David comes home and tells Sarah about Ivanov visiting the rabbi with the intention of becoming a Jew. She blames Betty for having instigated it, but the latter swears she knew nothing about it. When Schnyrson enters, Betty blames him for having gone to the rabbi. He denies it and at first does not understand. Then it dawns on him that the real Ivanov wishes to become an actual Jew for Betty's sake. When Ivanov comes in, he and Schnyrson quarrel about Betty, and they both declare themselves in open battle for her hand. In the middle of the Passover feast, which follows the police arriving to search for Schnyrson. Ivanov gives himself up, as Schnyrson [is] heaping abuse on the ignorance of the police and the Russian people in general for their medieval prejudices. Schnyrson, unable to keep the secret longer, finally divulges their true identities, and tells the story of the bet. The bewildered police take them both. The Shapiros are dumbfounded but feel assured that the boys will get off. Schnyrson and Betty bid farewell to Ivanov who has cheerfully lost Betty to his friend, but has learned much of the Jewish people. David tells Ivanov to tell everyone that no matter what they say about the Jews, their lives are not easy. In fact -- it's hard to be a Jew.

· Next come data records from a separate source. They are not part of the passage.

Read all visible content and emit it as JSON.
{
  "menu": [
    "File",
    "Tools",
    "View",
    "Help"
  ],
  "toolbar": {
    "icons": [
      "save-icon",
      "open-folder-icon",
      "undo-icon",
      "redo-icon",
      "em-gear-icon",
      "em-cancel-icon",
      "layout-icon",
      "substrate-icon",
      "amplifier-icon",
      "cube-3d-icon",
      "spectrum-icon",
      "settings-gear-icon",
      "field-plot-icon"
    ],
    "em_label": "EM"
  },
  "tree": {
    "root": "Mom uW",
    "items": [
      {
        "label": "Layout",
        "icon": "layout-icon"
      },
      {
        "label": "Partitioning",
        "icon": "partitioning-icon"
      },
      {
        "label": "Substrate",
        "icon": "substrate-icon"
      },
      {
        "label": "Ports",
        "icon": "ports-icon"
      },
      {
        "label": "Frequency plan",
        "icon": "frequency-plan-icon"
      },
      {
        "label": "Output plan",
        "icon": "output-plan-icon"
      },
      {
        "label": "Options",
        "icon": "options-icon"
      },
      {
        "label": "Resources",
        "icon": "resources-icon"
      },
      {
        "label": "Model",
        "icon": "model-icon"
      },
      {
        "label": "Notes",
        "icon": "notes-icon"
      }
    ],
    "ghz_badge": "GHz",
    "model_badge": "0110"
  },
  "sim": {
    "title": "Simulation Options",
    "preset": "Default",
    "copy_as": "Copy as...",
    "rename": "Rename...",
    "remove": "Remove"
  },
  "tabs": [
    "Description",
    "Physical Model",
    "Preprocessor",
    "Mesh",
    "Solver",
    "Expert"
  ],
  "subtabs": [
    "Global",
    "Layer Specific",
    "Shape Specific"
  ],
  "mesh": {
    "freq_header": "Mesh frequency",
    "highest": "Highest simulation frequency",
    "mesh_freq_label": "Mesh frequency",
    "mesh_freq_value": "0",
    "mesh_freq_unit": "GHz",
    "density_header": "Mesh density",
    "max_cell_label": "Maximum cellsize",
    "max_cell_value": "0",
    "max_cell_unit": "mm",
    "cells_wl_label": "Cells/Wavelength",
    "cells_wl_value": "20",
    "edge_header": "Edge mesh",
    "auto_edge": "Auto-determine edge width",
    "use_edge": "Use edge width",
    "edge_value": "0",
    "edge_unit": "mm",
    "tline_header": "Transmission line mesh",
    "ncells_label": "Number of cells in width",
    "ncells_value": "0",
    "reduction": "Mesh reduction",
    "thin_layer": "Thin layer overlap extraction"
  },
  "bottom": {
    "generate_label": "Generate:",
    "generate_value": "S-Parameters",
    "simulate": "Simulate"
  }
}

1 -- Playbill of a Los Angeles production of the Yiddish Art Theatre (perhaps at the Mayan Theatre) of "Hard to be a Jew", Circa 1929. Synopsis by Jacob Cooper. Courtesy of YIVO. 





Photograph courtesy of the Museum of the City of New York.

Copyright © Museum of the Yiddish Theatre.  All rights reserved.